┏━━
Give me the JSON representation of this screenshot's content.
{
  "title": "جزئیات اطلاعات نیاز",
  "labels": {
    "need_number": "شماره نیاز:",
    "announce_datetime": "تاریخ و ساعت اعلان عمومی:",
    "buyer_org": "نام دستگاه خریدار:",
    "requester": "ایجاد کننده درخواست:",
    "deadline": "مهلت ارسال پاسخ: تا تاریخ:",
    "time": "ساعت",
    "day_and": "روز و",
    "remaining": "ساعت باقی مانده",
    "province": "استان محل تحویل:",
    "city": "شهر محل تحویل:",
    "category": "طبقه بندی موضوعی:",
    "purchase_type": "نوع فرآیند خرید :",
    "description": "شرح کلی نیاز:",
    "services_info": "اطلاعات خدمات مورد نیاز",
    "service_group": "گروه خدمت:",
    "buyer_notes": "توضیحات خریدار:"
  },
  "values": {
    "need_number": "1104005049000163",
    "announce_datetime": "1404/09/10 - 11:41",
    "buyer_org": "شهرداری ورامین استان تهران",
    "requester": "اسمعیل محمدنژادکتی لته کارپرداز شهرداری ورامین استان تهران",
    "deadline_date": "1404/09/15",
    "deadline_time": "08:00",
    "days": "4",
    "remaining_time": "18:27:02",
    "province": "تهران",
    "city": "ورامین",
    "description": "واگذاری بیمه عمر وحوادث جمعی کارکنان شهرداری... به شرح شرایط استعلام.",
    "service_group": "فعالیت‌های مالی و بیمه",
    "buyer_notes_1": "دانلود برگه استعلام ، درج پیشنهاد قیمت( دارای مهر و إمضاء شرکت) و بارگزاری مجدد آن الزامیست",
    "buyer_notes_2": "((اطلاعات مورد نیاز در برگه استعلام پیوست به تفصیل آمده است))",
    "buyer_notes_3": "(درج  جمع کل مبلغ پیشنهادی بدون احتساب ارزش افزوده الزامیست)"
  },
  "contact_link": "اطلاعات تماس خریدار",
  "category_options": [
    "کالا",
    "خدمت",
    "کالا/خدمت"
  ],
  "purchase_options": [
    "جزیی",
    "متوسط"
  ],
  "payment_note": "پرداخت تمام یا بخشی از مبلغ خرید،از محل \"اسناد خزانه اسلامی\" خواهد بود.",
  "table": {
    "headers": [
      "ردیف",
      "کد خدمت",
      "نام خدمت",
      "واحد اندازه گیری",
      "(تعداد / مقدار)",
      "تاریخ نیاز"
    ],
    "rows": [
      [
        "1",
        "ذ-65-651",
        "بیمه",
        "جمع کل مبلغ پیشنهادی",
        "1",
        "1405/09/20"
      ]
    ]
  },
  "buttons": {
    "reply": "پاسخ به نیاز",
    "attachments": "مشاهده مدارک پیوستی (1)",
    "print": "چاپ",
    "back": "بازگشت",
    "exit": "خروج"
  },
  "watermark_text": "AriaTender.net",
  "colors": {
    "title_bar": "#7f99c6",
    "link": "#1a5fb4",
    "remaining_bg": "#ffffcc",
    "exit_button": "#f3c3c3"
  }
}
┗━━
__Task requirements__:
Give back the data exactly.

__Answer below__:
Give me the JSON representation of this screenshot's content.
{
  "title": "جزئیات اطلاعات نیاز",
  "labels": {
    "need_number": "شماره نیاز:",
    "announce_datetime": "تاریخ و ساعت اعلان عمومی:",
    "buyer_org": "نام دستگاه خریدار:",
    "requester": "ایجاد کننده درخواست:",
    "deadline": "مهلت ارسال پاسخ: تا تاریخ:",
    "time": "ساعت",
    "day_and": "روز و",
    "remaining": "ساعت باقی مانده",
    "province": "استان محل تحویل:",
    "city": "شهر محل تحویل:",
    "category": "طبقه بندی موضوعی:",
    "purchase_type": "نوع فرآیند خرید :",
    "description": "شرح کلی نیاز:",
    "services_info": "اطلاعات خدمات مورد نیاز",
    "service_group": "گروه خدمت:",
    "buyer_notes": "توضیحات خریدار:"
  },
  "values": {
    "need_number": "1104005049000163",
    "announce_datetime": "1404/09/10 - 11:41",
    "buyer_org": "شهرداری ورامین استان تهران",
    "requester": "اسمعیل محمدنژادکتی لته کارپرداز شهرداری ورامین استان تهران",
    "deadline_date": "1404/09/15",
    "deadline_time": "08:00",
    "days": "4",
    "remaining_time": "18:27:02",
    "province": "تهران",
    "city": "ورامین",
    "description": "واگذاری بیمه عمر وحوادث جمعی کارکنان شهرداری... به شرح شرایط استعلام.",
    "service_group": "فعالیت‌های مالی و بیمه",
    "buyer_notes_1": "دانلود برگه استعلام ، درج پیشنهاد قیمت( دارای مهر و إمضاء شرکت) و بارگزاری مجدد آن الزامیست",
    "buyer_notes_2": "((اطلاعات مورد نیاز در برگه استعلام پیوست به تفصیل آمده است))",
    "buyer_notes_3": "(درج  جمع کل مبلغ پیشنهادی بدون احتساب ارزش افزوده الزامیست)"
  },
  "contact_link": "اطلاعات تماس خریدار",
  "category_options": [
    "کالا",
    "خدمت",
    "کالا/خدمت"
  ],
  "purchase_options": [
    "جزیی",
    "متوسط"
  ],
  "payment_note": "پرداخت تمام یا بخشی از مبلغ خرید،از محل \"اسناد خزانه اسلامی\" خواهد بود.",
  "table": {
    "headers": [
      "ردیف",
      "کد خدمت",
      "نام خدمت",
      "واحد اندازه گیری",
      "(تعداد / مقدار)",
      "تاریخ نیاز"
    ],
    "rows": [
      [
        "1",
        "ذ-65-651",
        "بیمه",
        "جمع کل مبلغ پیشنهادی",
        "1",
        "1405/09/20"
      ]
    ]
  },
  "buttons": {
    "reply": "پاسخ به نیاز",
    "attachments": "مشاهده مدارک پیوستی (1)",
    "print": "چاپ",
    "back": "بازگشت",
    "exit": "خروج"
  },
  "watermark_text": "AriaTender.net",
  "colors": {
    "title_bar": "#7f99c6",
    "link": "#1a5fb4",
    "remaining_bg": "#ffffcc",
    "exit_button": "#f3c3c3"
  }
}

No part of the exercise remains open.